Canine epilepsy related to breed, gender
medwireNews: Epilepsy of unknown origin (EUO) is more likely in male compared with female dogs, but is no more likely among purebred dogs than their crossbred counterparts, report researchers.
The results reveal that EUO is more common among German shepherd dogs and border terrier breeds than among crossbreeds, however.
Lianne Kearsley-Fleet (The University of Manchester, UK) and colleagues also observed an association between West Highland white terriers and a reduced risk for EUO, which is a "previously unreported finding," they remark in Veterinary Record.
"This retrospective study identifies EUO as an important disorder among dogs with a clinically relevant prevalence of 0.62 per cent," they write.
A total of 680,322 distinct observations from 92 UK veterinary practices formed the basis of the analysis, including 48% female dogs, 53% neutered dogs, and 20% crossbreeds.
The most common dog purebreeds were the labrador retriever (10%), Staffordshire bull terrier (8%), and Parsons (Jack) Russell terrier (7%). A total of 539 cases of EUO occurred during the January 2010 through April 2011 study period.
Almost all dogs with EUO (88%) received long-term antiepileptic medication, with phenobarbitone being the most commonly prescribed drug.
In multivariate analysis, the researchers found no association between the dogs' neuter status and EUO However, among specific breeds, the German shepherd was a significant 1.90 times more likely than crossbred dogs to have experienced EUO while the border terrier was a significant 2.70 times more likely.
Male dogs were 1.72 times more likely than their female counterparts to experience EUO, a finding previously recorded in other research, note Kearsley-Fleet et al.
The West Highland white terrier was 77% less likely to experience EUO compared with crossbred dogs, and animals aged between 3 and 6 years were 42% less likely to experience EUO than those aged 10 years and older.
Epilepsy has been suggested to be the most common chronic neurologic condition in dogs; however "the exact prevalence" in the general dog population remains unknown, say the authors.
"A cohort of longer duration is needed to assess incident cases and progression of the disease," they conclude.

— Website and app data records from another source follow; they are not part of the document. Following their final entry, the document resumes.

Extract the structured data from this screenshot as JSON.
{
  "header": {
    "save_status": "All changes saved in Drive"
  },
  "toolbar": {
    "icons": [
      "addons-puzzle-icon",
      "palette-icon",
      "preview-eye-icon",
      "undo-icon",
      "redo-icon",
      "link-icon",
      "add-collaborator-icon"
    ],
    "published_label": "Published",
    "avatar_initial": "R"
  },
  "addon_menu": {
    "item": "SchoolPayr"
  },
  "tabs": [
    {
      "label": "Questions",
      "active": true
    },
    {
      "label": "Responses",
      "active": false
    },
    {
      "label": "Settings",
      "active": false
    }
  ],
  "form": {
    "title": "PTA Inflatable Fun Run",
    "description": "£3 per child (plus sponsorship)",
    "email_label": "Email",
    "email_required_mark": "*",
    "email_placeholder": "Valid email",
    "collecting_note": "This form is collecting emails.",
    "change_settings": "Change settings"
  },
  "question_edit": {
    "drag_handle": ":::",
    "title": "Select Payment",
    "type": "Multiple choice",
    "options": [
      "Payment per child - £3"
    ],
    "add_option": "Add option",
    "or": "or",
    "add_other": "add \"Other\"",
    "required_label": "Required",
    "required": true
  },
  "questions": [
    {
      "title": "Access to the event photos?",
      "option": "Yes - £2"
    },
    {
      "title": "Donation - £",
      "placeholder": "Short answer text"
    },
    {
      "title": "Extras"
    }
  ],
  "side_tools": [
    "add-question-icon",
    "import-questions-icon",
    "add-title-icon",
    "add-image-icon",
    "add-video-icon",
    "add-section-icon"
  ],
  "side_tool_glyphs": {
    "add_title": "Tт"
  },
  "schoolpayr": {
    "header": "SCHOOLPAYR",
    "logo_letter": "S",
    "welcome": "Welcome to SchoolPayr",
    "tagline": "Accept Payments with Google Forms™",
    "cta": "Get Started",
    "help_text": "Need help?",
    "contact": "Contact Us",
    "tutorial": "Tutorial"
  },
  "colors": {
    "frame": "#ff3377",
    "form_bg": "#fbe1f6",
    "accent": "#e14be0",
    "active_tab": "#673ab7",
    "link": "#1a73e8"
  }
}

medwireNews (www.medwirenews.com) is an independent clinical news service provided by Springer Healthcare Limited. © Springer Healthcare Ltd; 2013
By Sarah Guy, medwireNews Reporter